I responded in a long letter that Tradition published in its entirety. Reading it for the first time in many years and after the passage of nearly a half-century is a strange, even eerie, experience. I believe that I was respectful to Rabbi Jakobovits, although in his rejoinder he accused me of “some quite unworthy imputations.” In brief, I wrote that “the Roshei Yeshiva have filled a vacuum and are contributing mightily, and at great sacrifice, to the development of a viable Orthodoxy… and to the possible evolution of a more functional rabbinate.” As for the claim of usurpation of rabbinic authority, I regarded this as astonishing “when we recall that a charge leveled against Roshei Yeshiva, most often from the Orthodox left, is that they restrict themselves too much to the yeshivot and do not vigorously lead the Orthodox community at a time when there is a paucity of leaders.”

I invite readers to revisit this discussion because it sheds important light on what American Orthodoxy was like nearly two generations ago and the transformations that have occurred since. Of note, neither Rabbi Jakobovits nor I made any mention of Rav Aharon Kotler, although it was certain that at issue was the pivotal role that he played in the changed character of American Orthodoxy.

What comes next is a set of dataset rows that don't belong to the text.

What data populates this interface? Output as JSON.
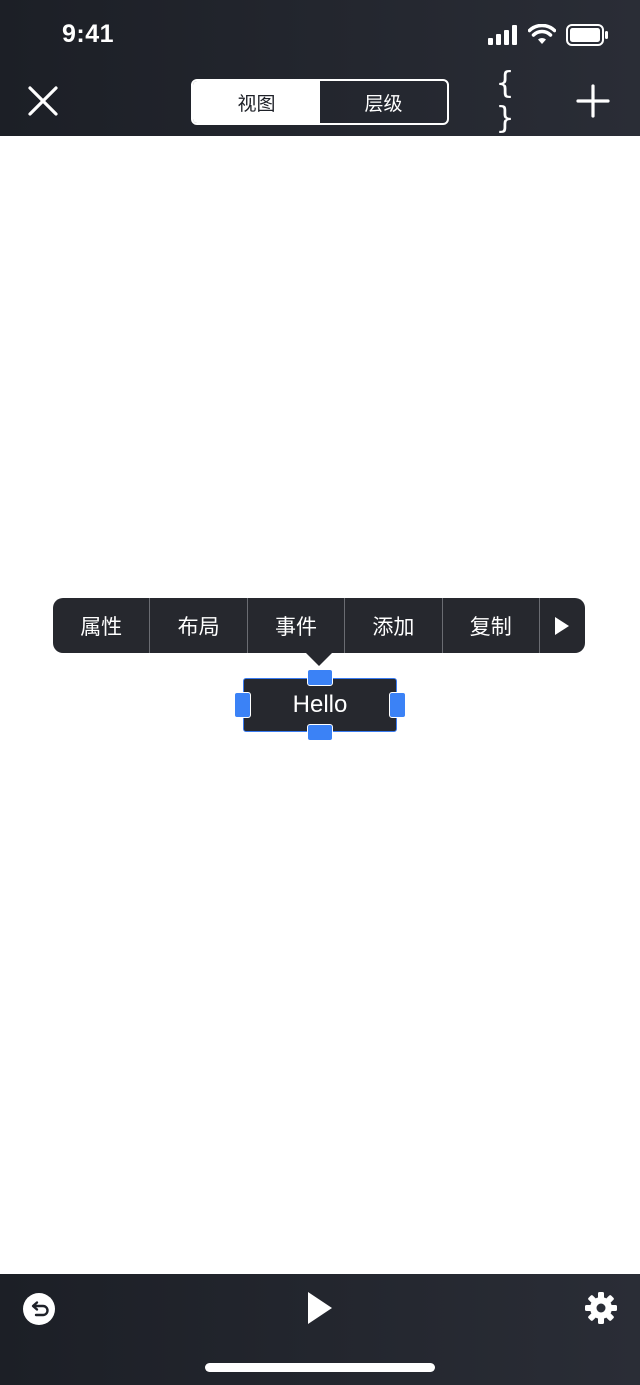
{
  "status": {
    "time": "9:41"
  },
  "header": {
    "tabs": [
      {
        "label": "视图",
        "active": true
      },
      {
        "label": "层级",
        "active": false
      }
    ],
    "close_icon": "close-icon",
    "braces_icon": "code-braces-icon",
    "braces_label": "{ }",
    "add_icon": "plus-icon"
  },
  "context_menu": {
    "items": [
      {
        "label": "属性"
      },
      {
        "label": "布局"
      },
      {
        "label": "事件"
      },
      {
        "label": "添加"
      },
      {
        "label": "复制"
      }
    ],
    "more_icon": "play-triangle-icon"
  },
  "canvas": {
    "selected_element_text": "Hello",
    "selection_color": "#3b82f6"
  },
  "footer": {
    "undo_icon": "undo-icon",
    "play_icon": "play-icon",
    "settings_icon": "gear-icon"
  },
  "colors": {
    "bar_background": "#1c1f26",
    "menu_background": "#26282e",
    "accent": "#3b82f6"
  }
}
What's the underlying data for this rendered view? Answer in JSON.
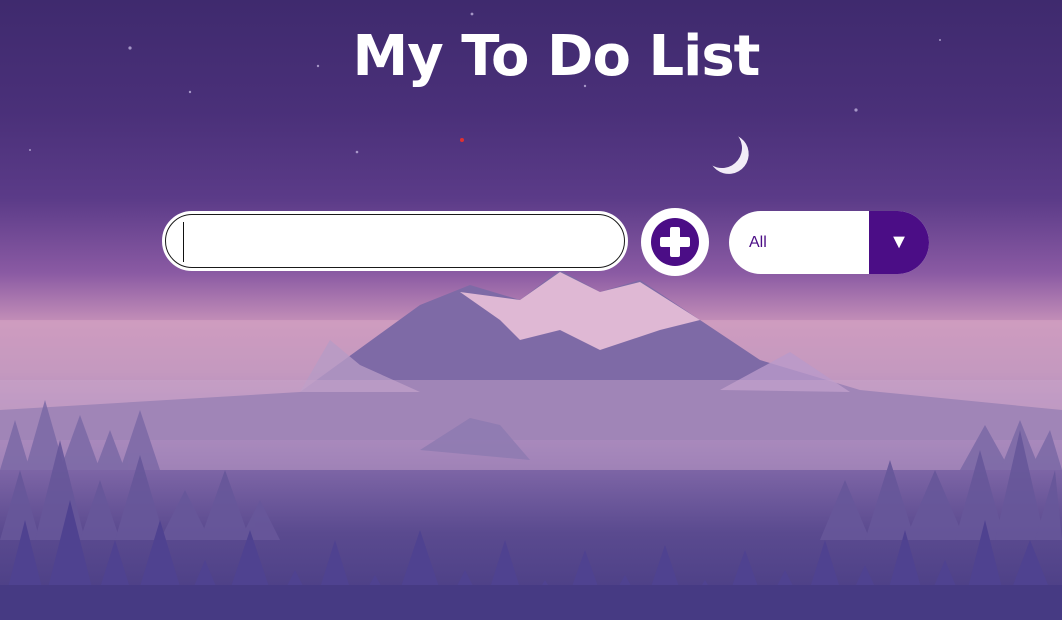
{
  "app": {
    "title": "My To Do List"
  },
  "todo_input": {
    "value": "",
    "placeholder": ""
  },
  "add_button": {
    "icon": "plus-circle-icon"
  },
  "filter": {
    "selected": "All",
    "arrow_glyph": "▼"
  },
  "colors": {
    "accent": "#4b0d86",
    "title_text": "#ffffff",
    "field_bg": "#ffffff"
  }
}
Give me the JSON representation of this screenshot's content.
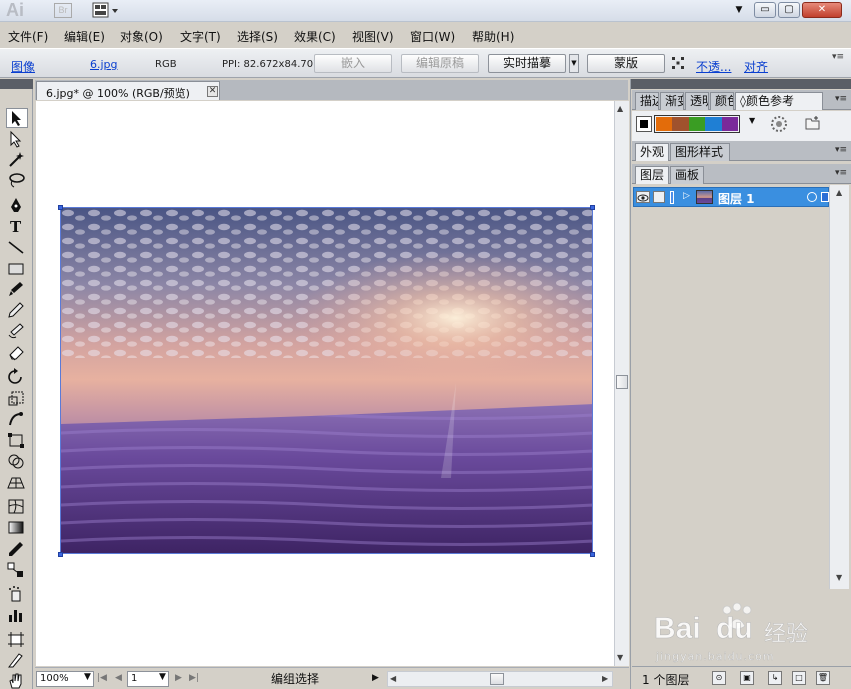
{
  "titlebar": {
    "app_logo": "Ai",
    "bridge_label": "Br",
    "workspace_icon": "layout-grid-icon",
    "dropdown_icon": "triangle-down-icon",
    "minimize": "▭",
    "maximize": "▢",
    "close": "✕"
  },
  "menubar": {
    "items": [
      "文件(F)",
      "编辑(E)",
      "对象(O)",
      "文字(T)",
      "选择(S)",
      "效果(C)",
      "视图(V)",
      "窗口(W)",
      "帮助(H)"
    ]
  },
  "controlbar": {
    "type_link": "图像",
    "file_link": "6.jpg",
    "color_mode": "RGB",
    "ppi": "PPI: 82.672x84.707",
    "embed": "嵌入",
    "edit_original": "编辑原稿",
    "live_trace": "实时描摹",
    "mask": "蒙版",
    "opacity_link": "不透...",
    "align_link": "对齐"
  },
  "document": {
    "tab_title": "6.jpg* @ 100% (RGB/预览)",
    "tab_close": "✕"
  },
  "statusbar": {
    "zoom": "100%",
    "page": "1",
    "status_text": "编组选择"
  },
  "panels": {
    "top_tabs": [
      "描边",
      "渐变",
      "透明",
      "颜色",
      "颜色参考"
    ],
    "appearance_tabs": [
      "外观",
      "图形样式"
    ],
    "layer_tabs": [
      "图层",
      "画板"
    ],
    "harmony_colors": [
      "#e36c0a",
      "#a0522d",
      "#3a9d23",
      "#1f7fd4",
      "#7a2a9a"
    ],
    "layer_name": "图层 1",
    "layer_count": "1 个图层"
  },
  "tools": [
    "selection-tool-icon",
    "direct-selection-tool-icon",
    "magic-wand-tool-icon",
    "lasso-tool-icon",
    "pen-tool-icon",
    "type-tool-icon",
    "line-tool-icon",
    "rectangle-tool-icon",
    "paintbrush-tool-icon",
    "pencil-tool-icon",
    "blob-brush-tool-icon",
    "eraser-tool-icon",
    "rotate-tool-icon",
    "scale-tool-icon",
    "warp-tool-icon",
    "free-transform-tool-icon",
    "shape-builder-tool-icon",
    "perspective-grid-tool-icon",
    "mesh-tool-icon",
    "gradient-tool-icon",
    "eyedropper-tool-icon",
    "blend-tool-icon",
    "symbol-sprayer-tool-icon",
    "column-graph-tool-icon",
    "artboard-tool-icon",
    "slice-tool-icon",
    "hand-tool-icon"
  ],
  "watermark": {
    "brand": "Bai",
    "brand_suffix": "du",
    "brand_cn": "经验",
    "url": "jingyan.baidu.com"
  }
}
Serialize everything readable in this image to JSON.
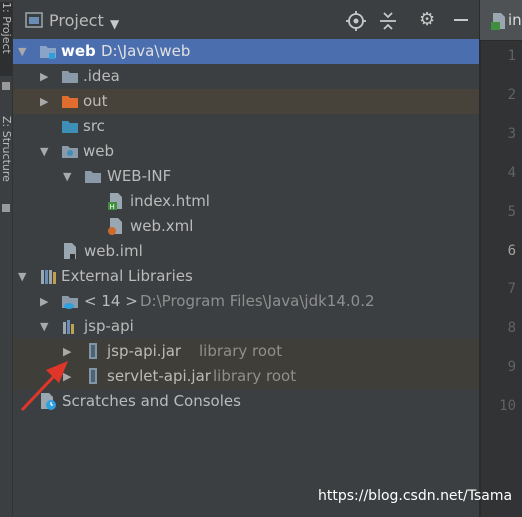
{
  "side_tabs": [
    {
      "label": "1: Project"
    },
    {
      "label": "Z: Structure"
    }
  ],
  "panel": {
    "title": "Project",
    "toolbar_icons": [
      "locate-icon",
      "collapse-icon",
      "gear-icon",
      "minimize-icon"
    ]
  },
  "tree": [
    {
      "label": "web",
      "hint": "D:\\Java\\web"
    },
    {
      "label": ".idea"
    },
    {
      "label": "out"
    },
    {
      "label": "src"
    },
    {
      "label": "web"
    },
    {
      "label": "WEB-INF"
    },
    {
      "label": "index.html"
    },
    {
      "label": "web.xml"
    },
    {
      "label": "web.iml"
    },
    {
      "label": "External Libraries"
    },
    {
      "label": "< 14 >",
      "hint": "D:\\Program Files\\Java\\jdk14.0.2"
    },
    {
      "label": "jsp-api"
    },
    {
      "label": "jsp-api.jar",
      "hint": "library root"
    },
    {
      "label": "servlet-api.jar",
      "hint": "library root"
    },
    {
      "label": "Scratches and Consoles"
    }
  ],
  "editor": {
    "tab_label": "in",
    "line_numbers": [
      "1",
      "2",
      "3",
      "4",
      "5",
      "6",
      "7",
      "8",
      "9",
      "10"
    ],
    "current_line": "6"
  },
  "watermark": "https://blog.csdn.net/Tsama",
  "colors": {
    "selection": "#4b6eaf",
    "excluded_folder": "#e06c2e",
    "source_folder": "#3d8fb8",
    "annotation_arrow": "#e0362a"
  }
}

From the perspective of nearly half a century, we can see how the rabbinate has been transformed and how congregational rabbis, including among the Modern Orthodox, have become involved in yeshivas and day schools and have encouraged their members to devote significant time to Torah study. This is confirmation that Rav Aharon’s vision has been fulfilled and that, as a consequence, when we now write about rabbis and deans, the reference is not to warring camps within Orthodox life but to a relationship that is generally respectful and cooperative.